We need policy interventions to support that.
Because while the nation’s power sector has been undergoing a significant transition away from heavily polluting coal, progress has been uneven and far too much of what has come online to fill the gaps has been still-polluting gas. The country is still hovering at 60 percent fossil fuels in its electricity mix, and coal generation is projected to increase, not decrease, this year.
To address this, policies can do two things: boost the good, and limit the bad.
We need both. We need both because while the former is vital to clean energy deployment, it studiously avoids antagonizing the fossil fuel-fired status quo, and history makes clear that fossil fuel interests will not voluntarily undertake this mission on their own.
This is the reason that the threat of the CEPP falling out of the Build Back Better Act is so significant. It’s not that there aren’t multiple additional policies that will help to spur clean electricity deployment in the bill—there are, and they are incredible, from updated and broadened tax incentives to support for transitioning fossil fuel assets—it’s that the CEPP includes targets, and the CEPP includes sticks.
Without the CEPP, renewables would still be cheap, but they might not be evenly—or sufficiently—deployed, and too many utilities are at risk of sticking too tightly to coal and gas. And that could lead to a non-trivial erosion of the emissions reduction potential of the legislation, as estimated by multiple recent analyses.
So if the CEPP falls out, what comes next?
Within the Build Back Better Act, Congress can approximate the same power sector intent from other types of programs that similarly support both sides of this transition, i.e., toward renewables and away from polluting fossil fuels. It can also look elsewhere to achieve deeper cuts in other sectors.
But it would be a heavy lift. And all the more so if other major initiatives in the Build Back Better Act fall out, from critical environmental justice initiatives to the robust clean energy tax incentives to the methane fee, which the fossil fuel industry is doing everything in its power to unwind.
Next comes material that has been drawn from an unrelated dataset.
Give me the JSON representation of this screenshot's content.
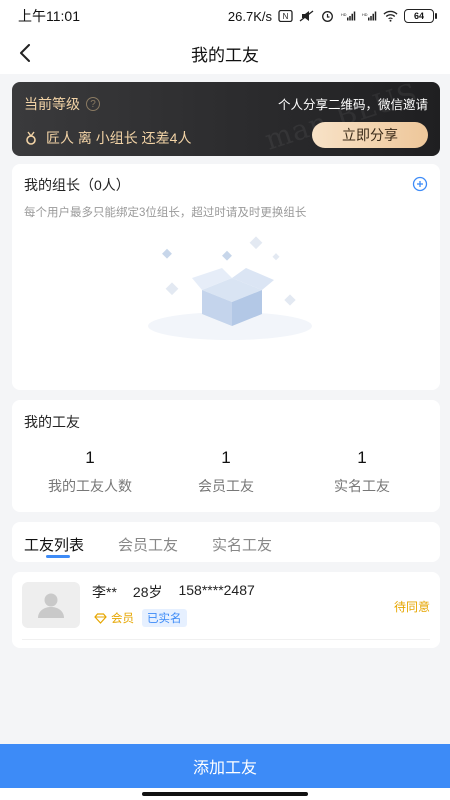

And otherwise? It’s on to other actors, and a heavier burden for each.
If not this, then what?
No matter what happens with the Build Back Better Act, to reach the 2030 climate targets set by President Biden, the country will need to bring every lever to bear, from states, localities, and businesses to the federal government, Congress and the administration both, and the country will need to look to every economic sector for gains, and the country will need to sustain these efforts throughout the years to come. Any less in one area means more required by the rest.
Recent modeling by Rhodium Group supports this finding, making clear that a forward path exists even if the CEPP falls out. But it would require even more progress by leading states, and rapid action by the Environmental Protection Agency and other federal agencies across multiple sectors, from standards limiting new, unmitigated gas-fired power plants to near-term coverage of refineries and other major emitters.
Much as fossil fuel interests might wish it, undermining one major tool for climate action doesn’t make the problem go away—it just forces taking other, often more difficult, ways.